|Pre-requisites||Visiting students should usually have at least 3 courses in Classics (at least 1 of which should be in a literary topic) or Philosophy at grade B or above (or be predicted to obtain this) for entry to this course. We will only consider University/College level courses.
** as numbers are limited, visiting students should contact the Visiting Student Office directly for admission to this course **
|High Demand Course?
Course Delivery Information
|Academic year 2019/20, Available to all students (SV1)
|Learning and Teaching activities (Further Info)
Lecture Hours 22,
Programme Level Learning and Teaching Hours 4,
Directed Learning and Independent Learning Hours
|Assessment (Further Info)
|Additional Information (Assessment)
||Coursework: 4,500 word essay (60%)
Exam: 2 hour paper (40%)
||Students will receive feedback on their coursework, and will have the opportunity to discuss that feedback further with the Course Organiser during their published office hours for this course or by appointment.
||Hours & Minutes
|Main Exam Diet S2 (April/May)||2:00|
On completion of this course, the student will be able to:
- Demonstrate, by way of coursework and examination, a sound understanding of Stoicism and its history in the Roman period;
- Demonstrate, by way of coursework and examination, an ability to read, analyse and reflect critically upon relevant scholarship;
- Demonstrate an ability to make informed contributions to class discussion;
- Demonstrate, by way of coursework and examination, the ability to develop and sustain scholarly arguments in oral and written form, by formulating appropriate questions and utilising relevant evidence;
- Demonstrate independence of mind and initiative; intellectual integrity and maturity; an ability to evaluate the work of others, including peers.
|Algra, K., and J. Barnes, J. Mansfeld and M. Schofield (eds.), 1999, The Cambridge History of Hellenistic Philosophy, Cambridge: Cambridge University Press.|
Annas, J., and R. Wolfe, 2011, Cicero: On Moral Ends, Cambridge: Cambridge University Press.
Boys-Stones, G.R., 2017, L. Annaeus Cornutus: Greek Theology, Fragments and Testimonia, Atlanta: SBL Press.
Braund, S. and J. Osgood (eds.), 2012, A Companion to Persius and Juvenal.
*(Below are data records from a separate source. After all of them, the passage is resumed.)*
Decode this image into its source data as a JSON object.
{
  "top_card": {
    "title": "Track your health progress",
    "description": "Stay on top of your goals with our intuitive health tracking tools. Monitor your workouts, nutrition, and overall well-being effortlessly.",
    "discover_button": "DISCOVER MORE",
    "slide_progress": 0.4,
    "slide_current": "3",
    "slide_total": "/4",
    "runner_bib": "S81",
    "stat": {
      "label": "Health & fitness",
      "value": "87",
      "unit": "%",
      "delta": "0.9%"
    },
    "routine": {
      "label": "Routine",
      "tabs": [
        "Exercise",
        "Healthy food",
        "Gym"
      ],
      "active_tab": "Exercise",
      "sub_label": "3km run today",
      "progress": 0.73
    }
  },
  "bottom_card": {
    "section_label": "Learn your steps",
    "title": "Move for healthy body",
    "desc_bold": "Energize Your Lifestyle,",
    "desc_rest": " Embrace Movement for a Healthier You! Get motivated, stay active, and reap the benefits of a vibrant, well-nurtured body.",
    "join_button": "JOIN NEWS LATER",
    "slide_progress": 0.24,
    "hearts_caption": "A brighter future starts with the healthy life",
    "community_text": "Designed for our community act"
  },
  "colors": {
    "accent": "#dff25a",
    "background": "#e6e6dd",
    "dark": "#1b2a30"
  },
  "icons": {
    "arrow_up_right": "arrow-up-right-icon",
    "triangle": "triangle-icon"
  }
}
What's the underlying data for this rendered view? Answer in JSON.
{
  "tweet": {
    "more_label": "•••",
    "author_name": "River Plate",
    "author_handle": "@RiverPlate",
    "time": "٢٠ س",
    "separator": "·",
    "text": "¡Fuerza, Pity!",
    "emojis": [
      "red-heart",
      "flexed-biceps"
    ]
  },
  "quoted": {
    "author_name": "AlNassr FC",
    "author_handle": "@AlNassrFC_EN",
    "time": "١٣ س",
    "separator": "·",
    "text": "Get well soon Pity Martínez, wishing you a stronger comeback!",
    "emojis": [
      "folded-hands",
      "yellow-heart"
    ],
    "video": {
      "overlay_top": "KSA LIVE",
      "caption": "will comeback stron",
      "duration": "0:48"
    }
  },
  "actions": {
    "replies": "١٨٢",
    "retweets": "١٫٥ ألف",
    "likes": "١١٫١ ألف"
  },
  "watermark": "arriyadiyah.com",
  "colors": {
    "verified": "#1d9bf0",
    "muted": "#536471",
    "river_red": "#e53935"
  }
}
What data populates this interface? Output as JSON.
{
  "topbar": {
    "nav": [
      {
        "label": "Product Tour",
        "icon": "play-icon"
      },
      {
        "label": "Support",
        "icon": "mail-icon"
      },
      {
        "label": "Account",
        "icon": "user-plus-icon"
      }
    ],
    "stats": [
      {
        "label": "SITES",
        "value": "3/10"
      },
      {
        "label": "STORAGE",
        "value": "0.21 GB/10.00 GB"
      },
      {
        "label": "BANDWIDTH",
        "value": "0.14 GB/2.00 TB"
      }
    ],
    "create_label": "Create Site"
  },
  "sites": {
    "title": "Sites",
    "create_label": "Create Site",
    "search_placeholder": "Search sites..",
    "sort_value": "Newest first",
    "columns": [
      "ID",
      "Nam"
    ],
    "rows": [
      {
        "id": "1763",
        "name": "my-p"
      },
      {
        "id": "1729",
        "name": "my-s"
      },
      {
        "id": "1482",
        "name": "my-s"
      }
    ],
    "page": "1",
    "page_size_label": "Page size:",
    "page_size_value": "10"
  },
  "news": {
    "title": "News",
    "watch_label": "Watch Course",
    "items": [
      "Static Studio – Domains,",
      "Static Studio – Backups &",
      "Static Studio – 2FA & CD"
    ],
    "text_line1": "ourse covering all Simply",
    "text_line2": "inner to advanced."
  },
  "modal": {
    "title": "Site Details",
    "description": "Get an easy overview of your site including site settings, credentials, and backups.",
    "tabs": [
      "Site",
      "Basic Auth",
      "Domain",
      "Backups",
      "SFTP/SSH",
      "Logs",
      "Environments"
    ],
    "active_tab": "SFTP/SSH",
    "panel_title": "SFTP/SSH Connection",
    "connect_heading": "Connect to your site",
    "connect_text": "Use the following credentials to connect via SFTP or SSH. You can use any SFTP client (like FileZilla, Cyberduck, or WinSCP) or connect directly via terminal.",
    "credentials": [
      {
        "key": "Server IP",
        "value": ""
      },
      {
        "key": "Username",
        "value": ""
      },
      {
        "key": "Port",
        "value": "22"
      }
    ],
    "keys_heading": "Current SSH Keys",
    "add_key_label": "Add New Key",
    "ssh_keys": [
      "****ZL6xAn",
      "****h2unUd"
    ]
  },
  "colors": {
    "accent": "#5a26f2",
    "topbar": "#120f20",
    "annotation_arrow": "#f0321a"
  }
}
Blackwell companions to the ancient world, Malden, MA; Oxford; Chichester: Wiley-Blackwell.
Brittain, C., 2006, Cicero: On Academic Scepticism, Indianapolis: Hackett.
Ierodiakonou, K., 2001, Topics in Stoic Philosophy, Oxford: Oxford University Press.
Inwood, B., 2003, The Cambridge Companion to the Stoics, Cambridge: Cambridge University Press.
Inwood, B., 2007, Seneca: Selected Philosophical Letters translated with introduction and commentary. Oxford: Oxford University Press.
Long, A. A. and Sedley, D. N., 1987, The Hellenistic Philosophers 2 vols. Cambridge: Cambridge University Press.
Long, A. A., 2002, Epictetus: A Stoic and Socratic guide to life, Oxford: Oxford University Press.
Ramelli, I., 2008, Stoici romani minori, Milan: Bompiani.
Sellars, J., (2016), The Routledge Companion to the Stoic Tradition, London: Routledge.
|Graduate Attributes and Skills
|Course organiser||Dr Benjamin Harriman
Tel: (0131 6)51 5198
|Course secretary||Miss Sara Dennison
Tel: (0131 6)50 2501